That is thanks to efforts to block the election by the anti-government yellowshirts, or “multi-colour,” as some say the diverse movement should be called. They have rallied huge numbers of people in recurring protests aimed at unseating the Yingluck government. Ms. Yingluck has been reduced to caretaker status after she dissolved parliament Dec. 9, following an outcry to a hastily-passed amnesty bill that would have allowed her brother, exiled billionaire Thaksin Shinawatra, to return to Thailand. The protestors call themselves a “people’s movement” intent on removing the influence of Mr. Thaksin, who they accuse of buying control of the country through massive cash-for-vote schemes.

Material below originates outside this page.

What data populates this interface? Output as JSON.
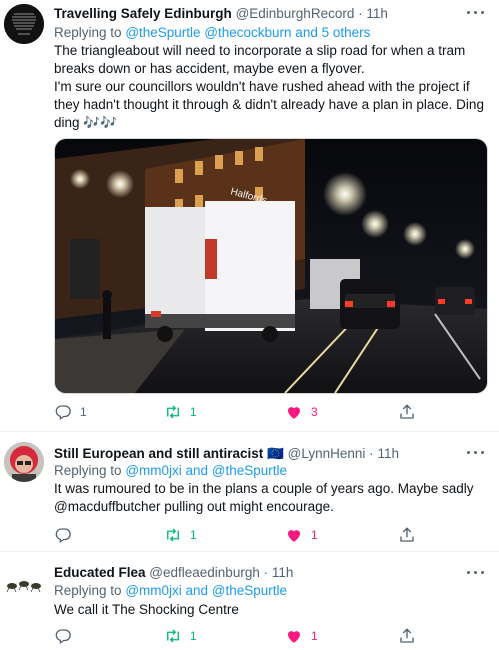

“We are determined to fight and we will let the world know that this is a tyrant government,” said Satish Sehgal, one of the 34-member anti-government leadership committee. They call for Ms. Yingluck to be replaced by a 400-strong People’s Council that would spend a year or more drafting new laws to clean up elections that would then follow.
As the two sides battle for legitimacy, numbers on the street matter, and Mr. Satish believes his will prevail.
“From the 13th onwards, I think we will be able to mobilize six-million people to come out on the streets,” he said.
Those arrayed against the government are also skeptical of claims the Red Shirts can muster large forces. They believe support for Ms. Yingluck is weakening, even in her strongest constituencies. Asked if the Red Shirts can get out five-million people, Prasit Boonchey, chairman of the Thai Farmers Association, said: “I doubt it.”
Some farmers who came to the most recent big Red Shirt rally in November weren’t paid what they were promised for attending, he said. Others have lost faith in the government’s policies. The revenue boon created by the high guaranteed rice price, for example, has been offset by rises in field rent, fertilizer prices and the minimum wage. “After deducting all of those expenses, we believe we are getting less than under the previous government,” Mr. Prasit said.
Ms. Tida, however, said the red-shirt strength is drawn from a simple premise: government opponents want to suspend an election, and are thereby acting against the most basis premise of democracy.
“They say we cannot have one man one vote in Thailand. I don’t need to say anything more,” she said. “They cannot trust the people. They think government should come from heaven.”
She denied that Red Shirts were defecting – “because to be a Red Shirt is the right thing; we only want democracy, and just one word: equality” – and reiterated her support for the current government, which even some redshirts believe might be better with new leadership. Asked if she thought Mr. Thaksin’s influence should purged, she said no.
“We fight for the system and for democracy. We don’t care about the person,” she said. “It’s crazy that all of the aristocrat groups are afraid of Thaksin. Very crazy.
Ms. Tida offered her support to Ms. Yingluck, as well.
“I want to cheer her as a woman,” she said. “I told her, ‘you cannot resign, because the power that you have right now comes from the people. It’s not your own.’”
David Van Praagh, a former Globe and Mail correspondent in South and Southeast Asia, is the author of Thailand’s Struggle for Democracy: The Life and Times of M. R. Seni Pramoj. He is a retired professor of journalism at Carleton University.